The Whale Warriors is a fantastic and important book, and remains one of my all-time favorites. It’s an adventure tale to rival any other for daring and lunacy, about a ship that flies the Jolly Roger, sailing the dangerous seas of international politics, with a crew willing to die for their beliefs. It’s an eloquent travelogue and celebration of nature at her grandest and most intimate, and an execration of our wanton destruction of the oceanic ecosystem. At its center lies the tragic torture and killing of the world’s most amazing animals - whales that carry some of the symbolic weight of Moby Dick - and a captain (Paul Watson, founder of Sea Shepherd) who bears more than a slight resemblance to an anti-Ahab. In the ten years since The Whale Warriors was published, Sea Shepherd has become a major global force for conservation, in a battle whose stakes have only intensified. As Heller says in his new afterword, “If [Watson] was notorious when I first met him, he was legendary now.” With career-spanning coverage of life and sports on and in the water, with his role in The Cove (Heller was one of 5 surfers who paddled into the cove when a pod of pilot whales was being slaughtered and his footage can be seen in the movie), and with this masterful account of Watson and Sea Shepherd, Peter Heller has played a powerful role of his own in advocating for life in the seas.— Sara, Atlanta

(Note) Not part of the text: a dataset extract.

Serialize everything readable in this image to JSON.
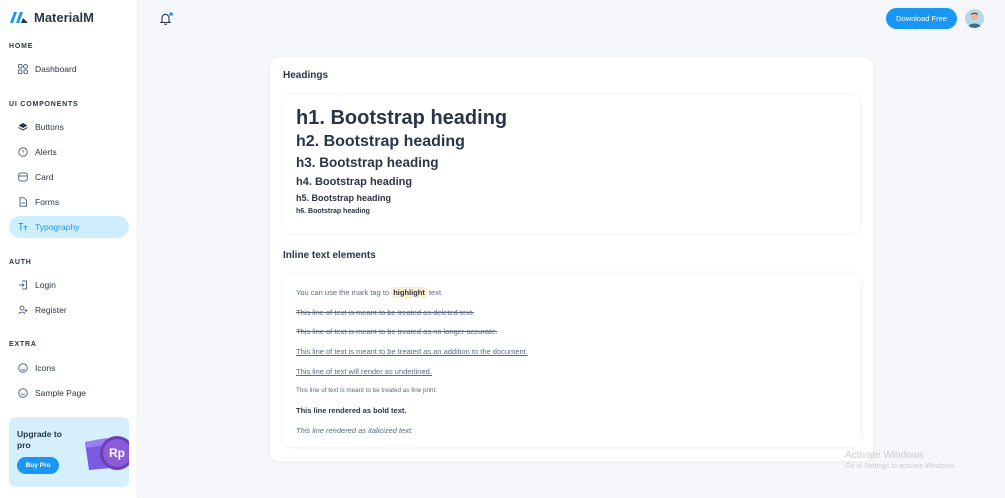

For two months, Heller was aboard the vegan attack vessel as it stalked the Japanese whaling fleet through the howling gales and treacherous ice off the pristine Antarctic coast. The ship is all black, flies under a Jolly Roger, and is outfitted with a helicopter, fast assault Zodiacs, and a seven-foot blade attached to the bow, called the can opener.
As Watson and his crew see it, the plight of the whales is also about the larger crisis of the oceans and the eleventh hour of life as we know it on Earth. The exploitation of endangered whales is emblematic of a terrible overexploitation of the seas that is now entering its desperate denouement. The oceans may be easy to ignore because they are literally under the surface, but scientists believe that the world's oceans are on the verge of total ecosystem collapse. Our own survival is in the balance.
With Force 8 gales, monstrous seas, and a crew composed of professional gamblers, Earthfirst forest activists, champion equestrians, and ex-military, the action never stops. In the ice-choked water a swimmer has minutes to live. The Japanese factory ship is ten times the tonnage of the Farley. The sailors on board both ships know that there will be no rescue in this desolate part of the ocean. Watson presses his enemy while Japan threatens to send down defense aircraft and warships, Australia appeals for calm, New Zealand dispatches military surveillance aircraft, the U.S. Office of Naval Intelligence issues a piracy warning, and international media begin to track the developing whale war.
For the Sea Shepherds there is no compromise. If the charismatic, intelligent Great Whales cannot be saved, there is no hope for the rest of the planet. Watson aims his ship like a slow torpedo and gives the order: "Tell the crew, collision in two minutes." In 35-foot seas, it is a deadly game of Antarctic chicken in which the stakes cannot be higher.